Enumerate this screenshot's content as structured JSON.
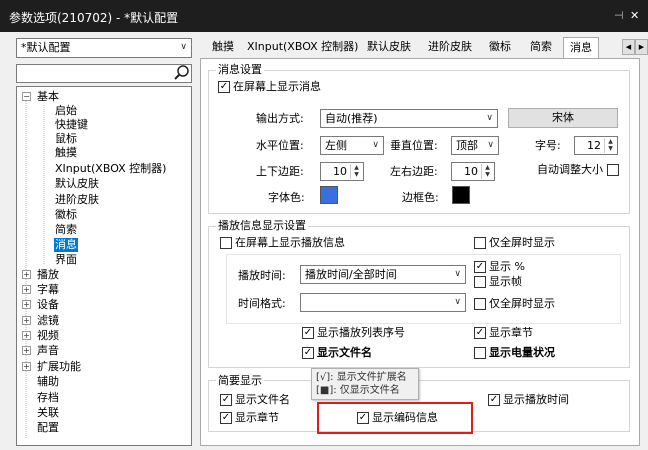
{
  "window": {
    "title": "参数选项(210702) - *默认配置",
    "pin_icon": "pin-icon",
    "close_icon": "close-icon"
  },
  "profile": {
    "value": "*默认配置"
  },
  "search": {
    "value": "",
    "icon": "search-icon"
  },
  "tree": {
    "items": [
      {
        "label": "基本",
        "expander": "⊟"
      },
      {
        "label": "启始"
      },
      {
        "label": "快捷键"
      },
      {
        "label": "鼠标"
      },
      {
        "label": "触摸"
      },
      {
        "label": "XInput(XBOX 控制器)"
      },
      {
        "label": "默认皮肤"
      },
      {
        "label": "进阶皮肤"
      },
      {
        "label": "徽标"
      },
      {
        "label": "简索"
      },
      {
        "label": "消息"
      },
      {
        "label": "界面"
      },
      {
        "label": "播放",
        "expander": "⊞"
      },
      {
        "label": "字幕",
        "expander": "⊞"
      },
      {
        "label": "设备",
        "expander": "⊞"
      },
      {
        "label": "滤镜",
        "expander": "⊞"
      },
      {
        "label": "视频",
        "expander": "⊞"
      },
      {
        "label": "声音",
        "expander": "⊞"
      },
      {
        "label": "扩展功能",
        "expander": "⊞"
      },
      {
        "label": "辅助"
      },
      {
        "label": "存档"
      },
      {
        "label": "关联"
      },
      {
        "label": "配置"
      }
    ]
  },
  "tabs": [
    "触摸",
    "XInput(XBOX 控制器)",
    "默认皮肤",
    "进阶皮肤",
    "徽标",
    "简索",
    "消息"
  ],
  "tab_scroll": {
    "left": "◀",
    "right": "▶"
  },
  "msg_settings": {
    "title": "消息设置",
    "show_on_screen": {
      "label": "在屏幕上显示消息",
      "checked": "✓"
    },
    "output_label": "输出方式:",
    "output_value": "自动(推荐)",
    "font_button": "宋体",
    "hpos_label": "水平位置:",
    "hpos_value": "左侧",
    "vpos_label": "垂直位置:",
    "vpos_value": "顶部",
    "fontsize_label": "字号:",
    "fontsize_value": "12",
    "tb_margin_label": "上下边距:",
    "tb_margin_value": "10",
    "lr_margin_label": "左右边距:",
    "lr_margin_value": "10",
    "autosize_label": "自动调整大小",
    "font_color_label": "字体色:",
    "font_color": "#3a6fe0",
    "border_color_label": "边框色:",
    "border_color": "#000000"
  },
  "play_info": {
    "title": "播放信息显示设置",
    "show_on_screen": {
      "label": "在屏幕上显示播放信息"
    },
    "fullscreen_only": {
      "label": "仅全屏时显示"
    },
    "time_label": "播放时间:",
    "time_value": "播放时间/全部时间",
    "show_pct": {
      "label": "显示 %",
      "checked": "✓"
    },
    "show_frame": {
      "label": "显示帧"
    },
    "time_format_label": "时间格式:",
    "time_format_value": "",
    "fullscreen_only2": {
      "label": "仅全屏时显示"
    },
    "show_playlist_no": {
      "label": "显示播放列表序号",
      "checked": "✓"
    },
    "show_chapter": {
      "label": "显示章节",
      "checked": "✓"
    },
    "show_filename": {
      "label": "显示文件名",
      "checked": "✓"
    },
    "show_battery": {
      "label": "显示电量状况"
    }
  },
  "summary": {
    "title": "简要显示",
    "show_filename": {
      "label": "显示文件名",
      "checked": "✓"
    },
    "show_play_time": {
      "label": "显示播放时间",
      "checked": "✓"
    },
    "show_chapter": {
      "label": "显示章节",
      "checked": "✓"
    },
    "show_codec": {
      "label": "显示编码信息",
      "checked": "✓"
    }
  },
  "tooltip": {
    "line1": "[√]: 显示文件扩展名",
    "line2": "[■]: 仅显示文件名"
  },
  "colors": {
    "accent": "#0078d7",
    "highlight": "#e21b1b",
    "titlebar": "#1e1e1e"
  }
}
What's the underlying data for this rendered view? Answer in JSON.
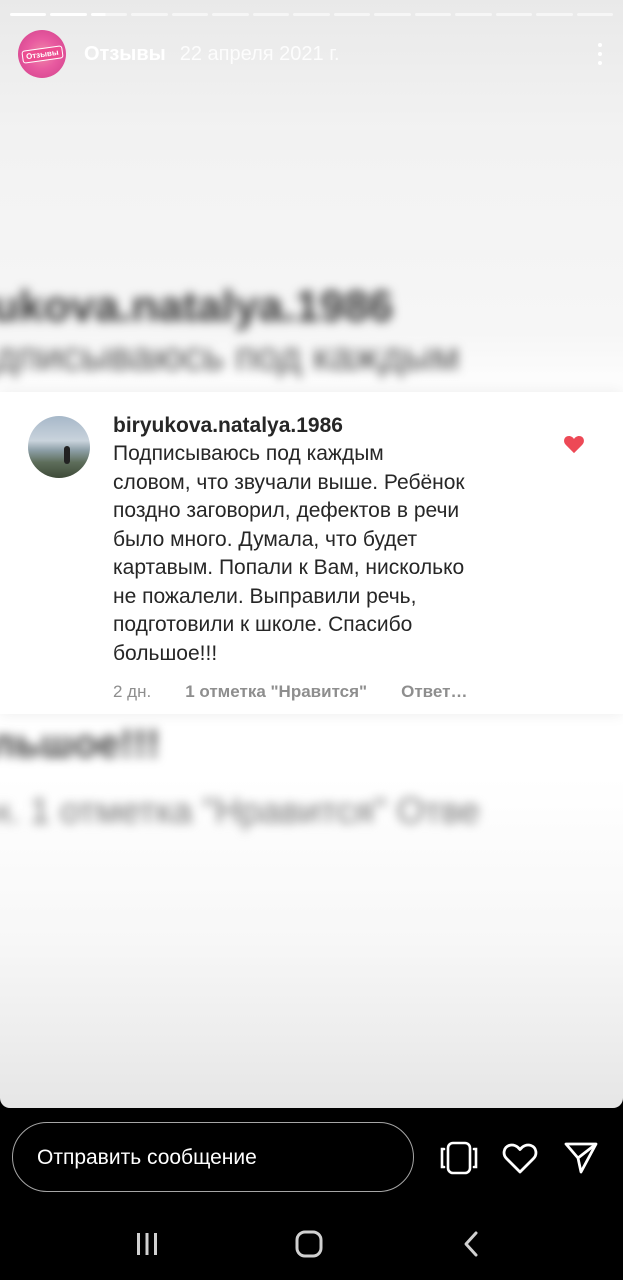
{
  "story": {
    "account_name": "Отзывы",
    "date": "22 апреля 2021 г.",
    "avatar_badge": "Отзывы",
    "progress_segments": 15,
    "progress_current_index": 2
  },
  "background_blur": {
    "line1": "ukova.natalya.1986",
    "line2": "дписываюсь под каждым",
    "line3": "льшое!!!",
    "line4": "н.     1 отметка \"Нравится\"      Отве"
  },
  "comment": {
    "username": "biryukova.natalya.1986",
    "text": "Подписываюсь под каждым\nсловом, что звучали выше. Ребёнок\nпоздно заговорил, дефектов в речи\nбыло много. Думала, что будет\nкартавым. Попали к Вам, нисколько\nне пожалели. Выправили речь,\nподготовили к школе. Спасибо\nбольшое!!!",
    "time": "2 дн.",
    "likes": "1 отметка \"Нравится\"",
    "reply": "Ответ…",
    "liked": true,
    "heart_color": "#ed4956"
  },
  "reply_bar": {
    "placeholder": "Отправить сообщение"
  },
  "icons": [
    "more-icon",
    "sticker-icon",
    "heart-icon",
    "send-icon",
    "recent-apps-icon",
    "home-icon",
    "back-icon"
  ]
}
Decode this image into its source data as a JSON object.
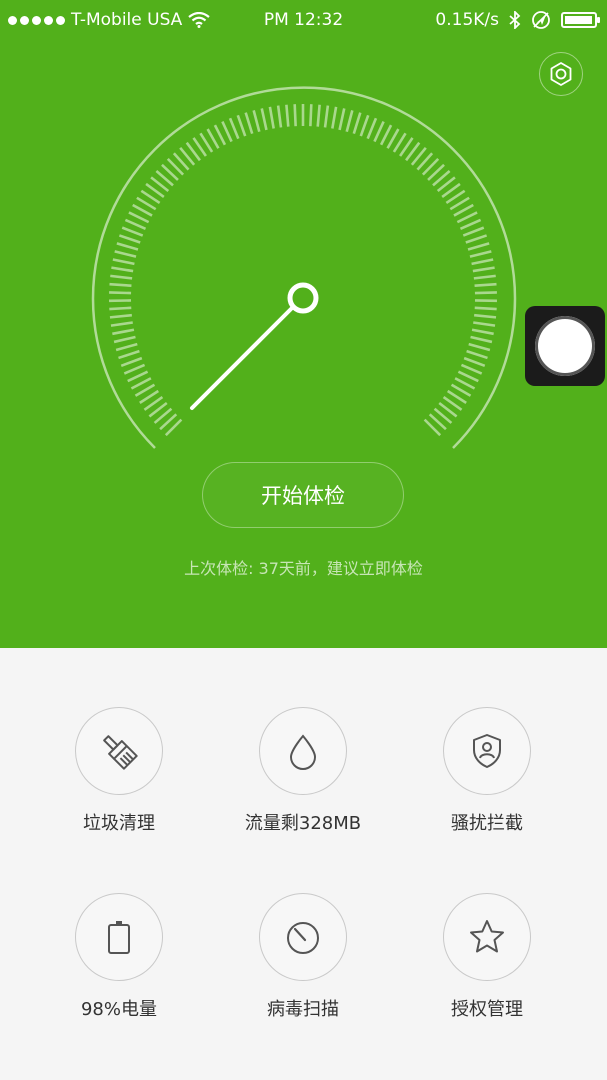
{
  "status_bar": {
    "carrier": "T-Mobile USA",
    "time": "PM 12:32",
    "network_speed": "0.15K/s",
    "battery_level": 0.98,
    "icons": [
      "signal-dots-icon",
      "wifi-icon",
      "bluetooth-icon",
      "location-icon",
      "battery-icon"
    ]
  },
  "header": {
    "settings_icon": "gear-icon"
  },
  "gauge": {
    "needle_icon": "gauge-needle"
  },
  "main": {
    "start_button_label": "开始体检",
    "last_check_text": "上次体检: 37天前，建议立即体检"
  },
  "tools": [
    {
      "label": "垃圾清理",
      "icon": "broom-icon"
    },
    {
      "label": "流量剩328MB",
      "icon": "droplet-icon"
    },
    {
      "label": "骚扰拦截",
      "icon": "shield-user-icon"
    },
    {
      "label": "98%电量",
      "icon": "battery-icon"
    },
    {
      "label": "病毒扫描",
      "icon": "scan-dial-icon"
    },
    {
      "label": "授权管理",
      "icon": "star-icon"
    }
  ],
  "colors": {
    "hero_green": "#52b01b",
    "background": "#f5f5f5",
    "icon_gray": "#555555"
  }
}
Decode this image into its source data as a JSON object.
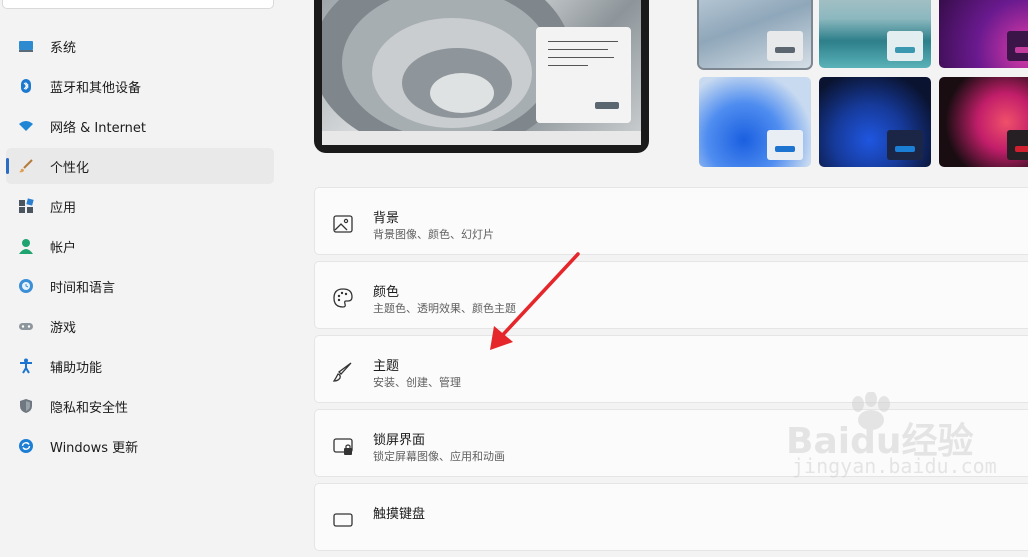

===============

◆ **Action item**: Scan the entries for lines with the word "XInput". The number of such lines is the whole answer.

◆ **Response box**: 2